Wanni KA, Shahzad N, Ashraf M, Ahmed K, Jan M, Rasool S. Prevalence and spectrum of congenital heart diseases in children. Heart India 2014;2:76-9. [Full text]
Mahapatra A, Sarangi R, Mahapatra PP. Spectrum of congenital heart disease in a tertiary care centre of Eastern India. Int J Contemp Pediatr 2017;4:314-6.
Abqari S, Gupta A, Shahab T, Rabbani MU, Ali SM, Firdaus U, et al.
Profile and risk factors for congenital heart defects: A study in a tertiary care hospital. Ann Pediatr Cardiol 2016;9:216-21.

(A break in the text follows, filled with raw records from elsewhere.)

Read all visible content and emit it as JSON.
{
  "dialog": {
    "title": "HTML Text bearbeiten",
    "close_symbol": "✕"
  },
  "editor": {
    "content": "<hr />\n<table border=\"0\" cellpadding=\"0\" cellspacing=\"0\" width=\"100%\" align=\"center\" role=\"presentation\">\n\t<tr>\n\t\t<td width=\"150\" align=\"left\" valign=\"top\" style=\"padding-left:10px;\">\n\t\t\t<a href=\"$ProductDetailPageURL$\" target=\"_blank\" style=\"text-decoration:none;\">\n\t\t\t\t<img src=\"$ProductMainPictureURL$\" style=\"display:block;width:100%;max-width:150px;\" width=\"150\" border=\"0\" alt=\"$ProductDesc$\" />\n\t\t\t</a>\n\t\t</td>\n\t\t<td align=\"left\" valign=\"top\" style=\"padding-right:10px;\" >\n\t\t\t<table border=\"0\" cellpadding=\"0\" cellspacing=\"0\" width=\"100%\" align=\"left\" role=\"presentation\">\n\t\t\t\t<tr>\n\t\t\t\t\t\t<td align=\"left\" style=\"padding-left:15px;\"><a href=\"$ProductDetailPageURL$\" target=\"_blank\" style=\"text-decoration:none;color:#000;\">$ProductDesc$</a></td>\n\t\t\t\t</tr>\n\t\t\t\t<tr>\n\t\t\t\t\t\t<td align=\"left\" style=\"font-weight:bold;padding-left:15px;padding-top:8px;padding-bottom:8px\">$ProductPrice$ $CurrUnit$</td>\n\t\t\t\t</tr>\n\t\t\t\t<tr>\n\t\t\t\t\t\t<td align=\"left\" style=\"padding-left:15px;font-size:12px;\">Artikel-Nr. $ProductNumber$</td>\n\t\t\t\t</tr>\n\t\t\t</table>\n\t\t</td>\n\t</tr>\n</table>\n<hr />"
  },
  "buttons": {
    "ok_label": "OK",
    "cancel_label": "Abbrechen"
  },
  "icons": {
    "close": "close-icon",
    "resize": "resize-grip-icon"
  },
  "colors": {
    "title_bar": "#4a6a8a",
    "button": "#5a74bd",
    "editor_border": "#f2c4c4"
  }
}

Hussain M, Tahura S, Sayeed MA, Rahman MM, Kar SK. Past and present pattern of congenital heart disease at DSH: A situation analysis. Bangladesh J Child Health 2010;34:51-5.
Kumar BD, Reddy KR, Elizabeth B. Study of incidence of congenital heart diseases in children age group 1 month to 12 years. J Evol Med Dent Sci 2015;4:1151-9.
Patra S, Rama Sastry UM, Mahimaiha J, Subramanian AP, Shankarappa RK, Nanjappa MC, et al.
Spectrum of cyanotic congenital heart disease diagnosed by echocardiographic evaluation in patients attending paediatric cardiology clinic of a tertiary cardiac care centre. Cardiol Young 2015;25:861-7.
Pai BV, Varkey CC. Spectrum of congenital heart disease in a general hospital (study of 200 cases). Indian J Pediatr 1974;41:317-21.
Suresh V, Rao AS, Yavagal ST. Frequency of various congenital heart diseases: Analysis of 3790 consecutively catheterised patients. Indian Heart J 1995;47:125-8.
[Table 1], [Table 2], [Table 3], [Table 4], [Table 5], [Table 6], [Table 7], [Table 8]